> _App and web page records_
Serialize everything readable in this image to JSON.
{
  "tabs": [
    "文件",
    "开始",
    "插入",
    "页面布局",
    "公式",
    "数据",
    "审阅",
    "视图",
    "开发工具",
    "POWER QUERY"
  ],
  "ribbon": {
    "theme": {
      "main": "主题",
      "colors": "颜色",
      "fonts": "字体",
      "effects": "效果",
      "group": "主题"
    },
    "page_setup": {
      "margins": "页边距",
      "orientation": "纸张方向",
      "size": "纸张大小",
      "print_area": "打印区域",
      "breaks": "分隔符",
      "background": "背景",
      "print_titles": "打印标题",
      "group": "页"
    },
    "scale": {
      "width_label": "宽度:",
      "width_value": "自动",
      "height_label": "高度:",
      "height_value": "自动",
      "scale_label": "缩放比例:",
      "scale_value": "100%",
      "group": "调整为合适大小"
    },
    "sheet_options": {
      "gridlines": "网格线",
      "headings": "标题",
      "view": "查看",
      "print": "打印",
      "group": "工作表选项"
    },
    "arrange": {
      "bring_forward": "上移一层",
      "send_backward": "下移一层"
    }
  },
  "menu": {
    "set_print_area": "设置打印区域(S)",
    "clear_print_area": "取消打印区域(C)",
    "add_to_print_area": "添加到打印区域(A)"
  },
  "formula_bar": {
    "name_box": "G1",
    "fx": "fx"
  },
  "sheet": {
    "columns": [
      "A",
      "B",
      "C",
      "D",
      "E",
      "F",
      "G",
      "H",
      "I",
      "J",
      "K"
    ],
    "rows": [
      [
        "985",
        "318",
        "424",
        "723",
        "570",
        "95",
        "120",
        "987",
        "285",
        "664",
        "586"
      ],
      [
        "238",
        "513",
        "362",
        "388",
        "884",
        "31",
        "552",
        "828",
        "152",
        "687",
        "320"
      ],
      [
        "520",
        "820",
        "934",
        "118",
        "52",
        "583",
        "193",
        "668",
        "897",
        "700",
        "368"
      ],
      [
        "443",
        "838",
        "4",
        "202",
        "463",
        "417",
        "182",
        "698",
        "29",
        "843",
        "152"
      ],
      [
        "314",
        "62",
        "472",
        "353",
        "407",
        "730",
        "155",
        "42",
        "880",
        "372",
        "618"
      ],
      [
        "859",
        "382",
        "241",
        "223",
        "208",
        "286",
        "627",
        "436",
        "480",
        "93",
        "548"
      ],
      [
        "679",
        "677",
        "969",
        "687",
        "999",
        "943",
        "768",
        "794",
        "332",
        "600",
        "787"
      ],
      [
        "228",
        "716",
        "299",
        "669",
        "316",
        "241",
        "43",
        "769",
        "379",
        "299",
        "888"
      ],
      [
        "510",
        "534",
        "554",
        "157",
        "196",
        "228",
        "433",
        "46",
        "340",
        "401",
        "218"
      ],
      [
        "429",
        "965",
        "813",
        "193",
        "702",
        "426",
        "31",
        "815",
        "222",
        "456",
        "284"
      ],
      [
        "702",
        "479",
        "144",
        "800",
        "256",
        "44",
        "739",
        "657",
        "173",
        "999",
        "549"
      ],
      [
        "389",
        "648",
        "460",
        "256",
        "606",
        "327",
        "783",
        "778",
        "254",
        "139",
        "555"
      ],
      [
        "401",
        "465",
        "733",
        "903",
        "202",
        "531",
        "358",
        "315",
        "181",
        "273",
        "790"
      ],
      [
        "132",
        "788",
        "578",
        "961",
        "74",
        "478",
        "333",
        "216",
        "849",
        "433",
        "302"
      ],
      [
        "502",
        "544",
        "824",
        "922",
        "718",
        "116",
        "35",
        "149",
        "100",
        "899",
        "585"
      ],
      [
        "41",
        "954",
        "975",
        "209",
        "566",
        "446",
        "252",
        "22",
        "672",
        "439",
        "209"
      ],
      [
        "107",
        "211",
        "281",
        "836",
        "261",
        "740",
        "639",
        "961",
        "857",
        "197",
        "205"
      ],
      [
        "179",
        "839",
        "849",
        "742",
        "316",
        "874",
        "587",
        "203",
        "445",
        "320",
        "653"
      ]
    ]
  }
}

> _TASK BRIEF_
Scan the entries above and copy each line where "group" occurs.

> _RESULT FOR THIS TASK_
      "group": "主题"
      "group": "页"
      "group": "调整为合适大小"
      "group": "工作表选项"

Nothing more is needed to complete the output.